= Dataset rows describing interfaces =
---

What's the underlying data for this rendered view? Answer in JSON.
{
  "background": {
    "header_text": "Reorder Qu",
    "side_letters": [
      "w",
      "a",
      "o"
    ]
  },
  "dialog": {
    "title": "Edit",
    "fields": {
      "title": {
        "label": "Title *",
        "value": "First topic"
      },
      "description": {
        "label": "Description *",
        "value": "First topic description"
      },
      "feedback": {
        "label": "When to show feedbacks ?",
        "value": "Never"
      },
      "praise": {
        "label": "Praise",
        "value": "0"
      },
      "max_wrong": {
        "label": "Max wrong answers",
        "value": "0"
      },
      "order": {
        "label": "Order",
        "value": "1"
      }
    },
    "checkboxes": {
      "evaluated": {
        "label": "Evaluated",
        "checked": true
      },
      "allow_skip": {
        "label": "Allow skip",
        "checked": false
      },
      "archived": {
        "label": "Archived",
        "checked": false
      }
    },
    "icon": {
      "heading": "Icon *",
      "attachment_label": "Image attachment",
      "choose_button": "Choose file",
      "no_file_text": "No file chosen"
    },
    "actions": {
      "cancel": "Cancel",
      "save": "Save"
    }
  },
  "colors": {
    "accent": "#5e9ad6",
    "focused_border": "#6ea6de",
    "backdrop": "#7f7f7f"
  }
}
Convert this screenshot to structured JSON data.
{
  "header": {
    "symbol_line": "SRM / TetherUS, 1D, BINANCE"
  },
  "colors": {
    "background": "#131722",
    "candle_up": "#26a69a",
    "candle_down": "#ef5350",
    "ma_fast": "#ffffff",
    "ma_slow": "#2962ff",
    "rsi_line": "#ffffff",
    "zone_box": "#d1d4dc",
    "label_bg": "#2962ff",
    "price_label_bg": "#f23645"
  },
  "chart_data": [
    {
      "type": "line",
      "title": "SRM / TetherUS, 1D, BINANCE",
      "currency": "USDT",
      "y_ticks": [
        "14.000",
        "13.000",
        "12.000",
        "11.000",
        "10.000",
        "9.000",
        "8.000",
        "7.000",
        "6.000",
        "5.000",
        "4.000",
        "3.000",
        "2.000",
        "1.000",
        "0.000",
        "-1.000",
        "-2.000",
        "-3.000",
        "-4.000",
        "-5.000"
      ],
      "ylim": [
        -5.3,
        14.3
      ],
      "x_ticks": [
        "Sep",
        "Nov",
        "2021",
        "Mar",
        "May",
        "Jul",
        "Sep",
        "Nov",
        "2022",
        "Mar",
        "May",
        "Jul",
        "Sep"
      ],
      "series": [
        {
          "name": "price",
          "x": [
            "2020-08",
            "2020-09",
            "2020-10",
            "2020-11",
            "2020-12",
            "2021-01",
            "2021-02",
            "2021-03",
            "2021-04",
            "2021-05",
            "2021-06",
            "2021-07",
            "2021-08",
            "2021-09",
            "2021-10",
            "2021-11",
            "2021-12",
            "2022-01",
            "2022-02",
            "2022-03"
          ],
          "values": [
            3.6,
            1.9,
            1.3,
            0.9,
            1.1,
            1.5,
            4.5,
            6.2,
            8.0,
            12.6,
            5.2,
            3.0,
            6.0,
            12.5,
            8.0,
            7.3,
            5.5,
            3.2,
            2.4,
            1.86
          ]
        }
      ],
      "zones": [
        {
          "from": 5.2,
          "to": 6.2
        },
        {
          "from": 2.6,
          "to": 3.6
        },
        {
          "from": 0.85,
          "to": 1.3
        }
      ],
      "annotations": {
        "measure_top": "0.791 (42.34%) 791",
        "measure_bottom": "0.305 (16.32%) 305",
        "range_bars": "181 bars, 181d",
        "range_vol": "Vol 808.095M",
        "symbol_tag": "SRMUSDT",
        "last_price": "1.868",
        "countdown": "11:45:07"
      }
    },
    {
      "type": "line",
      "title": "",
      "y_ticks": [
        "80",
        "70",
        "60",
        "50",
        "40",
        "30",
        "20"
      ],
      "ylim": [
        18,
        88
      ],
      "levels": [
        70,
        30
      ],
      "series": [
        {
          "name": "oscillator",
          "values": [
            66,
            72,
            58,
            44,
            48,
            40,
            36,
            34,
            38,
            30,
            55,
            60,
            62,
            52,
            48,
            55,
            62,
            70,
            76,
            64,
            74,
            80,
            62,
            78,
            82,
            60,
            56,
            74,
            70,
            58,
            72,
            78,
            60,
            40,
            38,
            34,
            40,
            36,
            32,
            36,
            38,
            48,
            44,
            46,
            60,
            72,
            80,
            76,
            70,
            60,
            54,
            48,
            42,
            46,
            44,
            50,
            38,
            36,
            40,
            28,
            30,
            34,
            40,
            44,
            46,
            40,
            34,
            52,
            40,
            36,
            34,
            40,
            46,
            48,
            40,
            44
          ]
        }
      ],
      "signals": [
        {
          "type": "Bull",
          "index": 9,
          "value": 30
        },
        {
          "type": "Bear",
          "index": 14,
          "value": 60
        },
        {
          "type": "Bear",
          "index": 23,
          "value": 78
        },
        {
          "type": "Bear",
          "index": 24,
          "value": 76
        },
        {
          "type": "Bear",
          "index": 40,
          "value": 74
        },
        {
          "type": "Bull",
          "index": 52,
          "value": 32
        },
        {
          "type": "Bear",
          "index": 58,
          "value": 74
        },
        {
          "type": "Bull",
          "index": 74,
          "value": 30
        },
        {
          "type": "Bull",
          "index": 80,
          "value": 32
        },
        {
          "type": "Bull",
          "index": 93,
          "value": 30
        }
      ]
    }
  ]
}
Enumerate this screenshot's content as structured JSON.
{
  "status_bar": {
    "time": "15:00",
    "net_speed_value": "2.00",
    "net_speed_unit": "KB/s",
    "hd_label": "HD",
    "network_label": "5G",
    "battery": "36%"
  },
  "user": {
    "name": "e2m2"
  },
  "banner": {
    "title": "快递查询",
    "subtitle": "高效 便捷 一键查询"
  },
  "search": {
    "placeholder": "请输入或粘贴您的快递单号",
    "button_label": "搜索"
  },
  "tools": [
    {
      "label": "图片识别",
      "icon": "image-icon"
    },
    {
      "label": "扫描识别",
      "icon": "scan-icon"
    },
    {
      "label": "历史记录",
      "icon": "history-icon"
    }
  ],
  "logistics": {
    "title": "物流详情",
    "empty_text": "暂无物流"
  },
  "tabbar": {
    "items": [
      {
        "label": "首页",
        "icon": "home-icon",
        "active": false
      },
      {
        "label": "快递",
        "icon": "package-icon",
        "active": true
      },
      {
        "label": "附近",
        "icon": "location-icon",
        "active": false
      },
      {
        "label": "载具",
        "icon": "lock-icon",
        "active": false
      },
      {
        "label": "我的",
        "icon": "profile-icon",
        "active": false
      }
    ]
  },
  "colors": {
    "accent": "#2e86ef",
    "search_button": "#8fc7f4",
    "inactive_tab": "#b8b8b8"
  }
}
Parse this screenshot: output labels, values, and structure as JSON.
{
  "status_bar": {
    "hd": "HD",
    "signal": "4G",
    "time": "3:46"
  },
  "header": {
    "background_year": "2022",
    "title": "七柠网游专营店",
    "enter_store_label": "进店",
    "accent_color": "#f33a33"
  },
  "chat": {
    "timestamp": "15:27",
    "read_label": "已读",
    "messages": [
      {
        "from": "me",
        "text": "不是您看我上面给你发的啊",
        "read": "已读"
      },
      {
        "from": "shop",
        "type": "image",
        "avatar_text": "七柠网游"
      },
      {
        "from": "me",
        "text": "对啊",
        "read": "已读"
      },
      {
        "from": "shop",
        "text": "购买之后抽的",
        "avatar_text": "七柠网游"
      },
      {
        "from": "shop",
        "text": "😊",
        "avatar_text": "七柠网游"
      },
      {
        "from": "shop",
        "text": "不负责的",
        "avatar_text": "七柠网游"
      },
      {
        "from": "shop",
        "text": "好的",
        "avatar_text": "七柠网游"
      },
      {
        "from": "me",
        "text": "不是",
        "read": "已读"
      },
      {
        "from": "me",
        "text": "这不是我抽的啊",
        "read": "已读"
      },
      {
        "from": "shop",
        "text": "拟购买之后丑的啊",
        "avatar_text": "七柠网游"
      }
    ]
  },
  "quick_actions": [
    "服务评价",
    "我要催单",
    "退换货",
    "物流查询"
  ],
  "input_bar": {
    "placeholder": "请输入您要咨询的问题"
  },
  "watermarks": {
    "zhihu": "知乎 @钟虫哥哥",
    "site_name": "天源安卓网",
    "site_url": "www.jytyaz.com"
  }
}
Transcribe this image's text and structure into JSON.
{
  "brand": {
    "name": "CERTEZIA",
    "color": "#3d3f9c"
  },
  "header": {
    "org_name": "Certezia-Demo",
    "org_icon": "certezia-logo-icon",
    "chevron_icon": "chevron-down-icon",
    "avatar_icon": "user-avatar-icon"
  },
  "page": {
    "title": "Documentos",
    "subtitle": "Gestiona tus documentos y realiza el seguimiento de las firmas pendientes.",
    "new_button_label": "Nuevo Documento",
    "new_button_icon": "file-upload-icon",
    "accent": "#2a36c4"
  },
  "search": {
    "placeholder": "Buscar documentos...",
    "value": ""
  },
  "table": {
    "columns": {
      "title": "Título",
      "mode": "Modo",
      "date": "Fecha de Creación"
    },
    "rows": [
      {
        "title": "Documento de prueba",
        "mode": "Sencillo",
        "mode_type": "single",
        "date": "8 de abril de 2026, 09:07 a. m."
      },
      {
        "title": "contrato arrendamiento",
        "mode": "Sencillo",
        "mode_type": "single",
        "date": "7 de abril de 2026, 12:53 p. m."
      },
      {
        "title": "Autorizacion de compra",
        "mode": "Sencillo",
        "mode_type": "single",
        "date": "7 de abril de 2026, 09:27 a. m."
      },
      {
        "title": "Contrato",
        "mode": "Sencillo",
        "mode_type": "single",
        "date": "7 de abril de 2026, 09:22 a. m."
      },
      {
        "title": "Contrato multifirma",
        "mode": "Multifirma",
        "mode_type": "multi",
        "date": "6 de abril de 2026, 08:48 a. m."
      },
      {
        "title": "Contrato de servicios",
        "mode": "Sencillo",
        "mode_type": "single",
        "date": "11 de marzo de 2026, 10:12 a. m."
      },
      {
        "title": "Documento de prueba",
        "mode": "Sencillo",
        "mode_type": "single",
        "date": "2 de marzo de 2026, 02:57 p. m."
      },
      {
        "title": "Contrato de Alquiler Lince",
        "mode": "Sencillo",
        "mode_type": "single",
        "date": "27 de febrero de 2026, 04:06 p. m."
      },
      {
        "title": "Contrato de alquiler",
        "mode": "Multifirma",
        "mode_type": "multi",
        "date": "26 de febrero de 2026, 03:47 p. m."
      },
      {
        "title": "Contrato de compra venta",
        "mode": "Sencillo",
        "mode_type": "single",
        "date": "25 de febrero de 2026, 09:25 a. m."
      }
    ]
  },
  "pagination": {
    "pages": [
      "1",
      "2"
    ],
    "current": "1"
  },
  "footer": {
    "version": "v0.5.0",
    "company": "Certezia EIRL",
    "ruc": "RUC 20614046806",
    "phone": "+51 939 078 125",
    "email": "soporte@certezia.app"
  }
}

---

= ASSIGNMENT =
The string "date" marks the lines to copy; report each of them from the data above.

= ANSWER TO THIS TASK =
      "date": "Fecha de Creación"
        "date": "8 de abril de 2026, 09:07 a. m."
        "date": "7 de abril de 2026, 12:53 p. m."
        "date": "7 de abril de 2026, 09:27 a. m."
        "date": "7 de abril de 2026, 09:22 a. m."
        "date": "6 de abril de 2026, 08:48 a. m."
        "date": "11 de marzo de 2026, 10:12 a. m."
        "date": "2 de marzo de 2026, 02:57 p. m."
        "date": "27 de febrero de 2026, 04:06 p. m."
        "date": "26 de febrero de 2026, 03:47 p. m."
        "date": "25 de febrero de 2026, 09:25 a. m."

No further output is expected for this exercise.